“I need to get into some stuff in Poland next year, get my name out there and see how I go. You have to start low really and maybe ride in the second division or the first division and work yourself up that way.
“If you can crack it out there that’s you made really and it opens so many doors for you to do the World stuff and things like that.
“I know it’s a hard life to live and the boys are never stopping because they are always on planes and in airports, but I want to do it and that’s the way I want to go.”
A number of Polish clubs have showed an interest in bringing Morris into their plans, most notably Bydgoszcz, but it is testimony to both Morris and his level-headed parents Lee and Wendy that they haven’t jumped into the most unforgiving nation in world speedway.
The temptation must surely be there, especially when you look at what his closest friend in the sport has achieved already.
Morris met Darcy Ward, currently sitting third in the Grand Prix standings at just 22, when the pair were racing each other in Queensland at the age of 11 and the two remain close friends to this day.
With Morris often compared to his friend, many forget just how much the Swindon rider has progressed and achieved by the age of 20, with Ward’s rise to the top by the time he left his teens quick to overshadow him.
However, while Morris himself is quick to admire and feel a sense of pride for what his friend has achieved, the calm and assured youngster knows his time will come as long as he sticks to his guns.
“Darcy and I have known each other a long time because we were racing each other since I was 11 or 12 years old, but I didn’t really start talking to him until I was a bit older,” he said. “ We did an Aussie 125 title together and really got to know each other then, and we’re really good friends.

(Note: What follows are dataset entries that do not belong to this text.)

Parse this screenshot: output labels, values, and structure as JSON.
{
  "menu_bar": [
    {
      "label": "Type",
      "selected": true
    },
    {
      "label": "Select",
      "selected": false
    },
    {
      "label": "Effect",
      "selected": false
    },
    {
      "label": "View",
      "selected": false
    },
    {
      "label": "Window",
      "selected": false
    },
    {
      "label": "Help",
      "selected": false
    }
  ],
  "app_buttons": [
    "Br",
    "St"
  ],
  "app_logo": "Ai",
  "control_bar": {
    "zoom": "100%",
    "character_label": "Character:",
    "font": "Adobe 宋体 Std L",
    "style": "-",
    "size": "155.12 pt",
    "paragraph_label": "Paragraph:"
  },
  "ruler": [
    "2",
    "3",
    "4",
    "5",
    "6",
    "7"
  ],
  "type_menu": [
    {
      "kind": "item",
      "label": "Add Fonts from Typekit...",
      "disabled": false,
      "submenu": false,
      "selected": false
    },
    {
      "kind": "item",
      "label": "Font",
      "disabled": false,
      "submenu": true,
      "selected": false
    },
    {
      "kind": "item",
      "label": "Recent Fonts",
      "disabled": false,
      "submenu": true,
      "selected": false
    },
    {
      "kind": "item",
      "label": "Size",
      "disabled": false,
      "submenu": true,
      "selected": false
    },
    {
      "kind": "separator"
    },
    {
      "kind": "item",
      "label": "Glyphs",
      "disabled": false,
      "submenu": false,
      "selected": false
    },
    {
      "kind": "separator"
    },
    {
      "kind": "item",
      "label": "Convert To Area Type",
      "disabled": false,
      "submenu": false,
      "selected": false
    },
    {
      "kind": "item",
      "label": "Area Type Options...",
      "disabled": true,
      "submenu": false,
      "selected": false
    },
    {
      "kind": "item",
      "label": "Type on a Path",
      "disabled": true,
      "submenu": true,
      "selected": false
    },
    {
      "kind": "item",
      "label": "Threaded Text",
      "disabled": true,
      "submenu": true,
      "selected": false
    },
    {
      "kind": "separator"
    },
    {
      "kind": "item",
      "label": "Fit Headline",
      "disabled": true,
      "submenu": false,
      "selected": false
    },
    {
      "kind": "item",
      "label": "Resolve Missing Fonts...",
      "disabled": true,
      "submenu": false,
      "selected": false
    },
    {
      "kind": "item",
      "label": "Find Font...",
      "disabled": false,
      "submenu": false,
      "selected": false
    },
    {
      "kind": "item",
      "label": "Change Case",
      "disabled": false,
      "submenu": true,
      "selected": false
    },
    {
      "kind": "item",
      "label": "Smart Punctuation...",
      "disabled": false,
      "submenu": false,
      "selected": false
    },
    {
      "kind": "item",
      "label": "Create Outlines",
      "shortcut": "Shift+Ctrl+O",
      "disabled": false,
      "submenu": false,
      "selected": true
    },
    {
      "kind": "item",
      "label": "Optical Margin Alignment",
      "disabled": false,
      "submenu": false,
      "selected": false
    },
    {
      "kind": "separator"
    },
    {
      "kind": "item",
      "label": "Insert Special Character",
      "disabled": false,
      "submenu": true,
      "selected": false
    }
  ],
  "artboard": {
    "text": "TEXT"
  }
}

“We don’t see each other very often but we keep in touch and talk on the phone a bit, and I saw him at the GP in Cardiff as he hooked me up with some tickets.
“We live near each other when we go back to Aussie too so we spend a lot of time together then.
“Darcy is awesome, you can never compare yourself to him because he’s really on another planet but it’s good to see how he does everything.
“People can think what they want about us and the way I’m doing things but I want to get to the top and I’m doing everything I can to get there.
“Everything’s happened for Darcy really quickly but that little bit slower for me, but I would love to be racing against him in the GP one day and that’s the plan.
“I just need to keep doing what I’m doing, work hard and see where that takes me.”
Behind every successful young rider is a supportive family, and Morris is no different. Lee and Wendy Morris have been the driving force behind their son’s career, getting him started in Australia before helping him take his first steps in British speedway.
The couple moved back to England a little over two years ago to be closer to Nick, with dad Lee admitting his son took to speedway almost instantly.
“He was sliding the bike within half an hour and he picked things up almost straightaway,” he said.
“Nick’s a bit of a natural at a lot of things and has some really good upper body strength, he was a really good climber when he was young and that’s really helped him I think.
“He started winning races at his second and third meeting and he’s kept on going ever since really. When he was nearly 15 we made the move here and he’s done really well.
“I think he got man of the match in his first meeting for Buxton and he’s done so much ever since. In three consecutive years he won the National, Premier and Elite League and made the step up every time, he’s done so well.
“He’s had offers in Germany and Poland but he doesn’t have enough equipment, which you really need out there and it’s best to have stuff based in Europe.
“We’ve looked into it and after riding at Somerset on a Friday he wouldn’t have time to drive to Europe, when we did the maths he didn’t have enough hours.
“If a German or Polish club offers a couple of bikes as part of the deal then we’ll do it, simple as that.
“He’s got the potential to go fairly far in speedway I think, although he’s had a little lull recently, but what he’s achieved so far is brilliant.”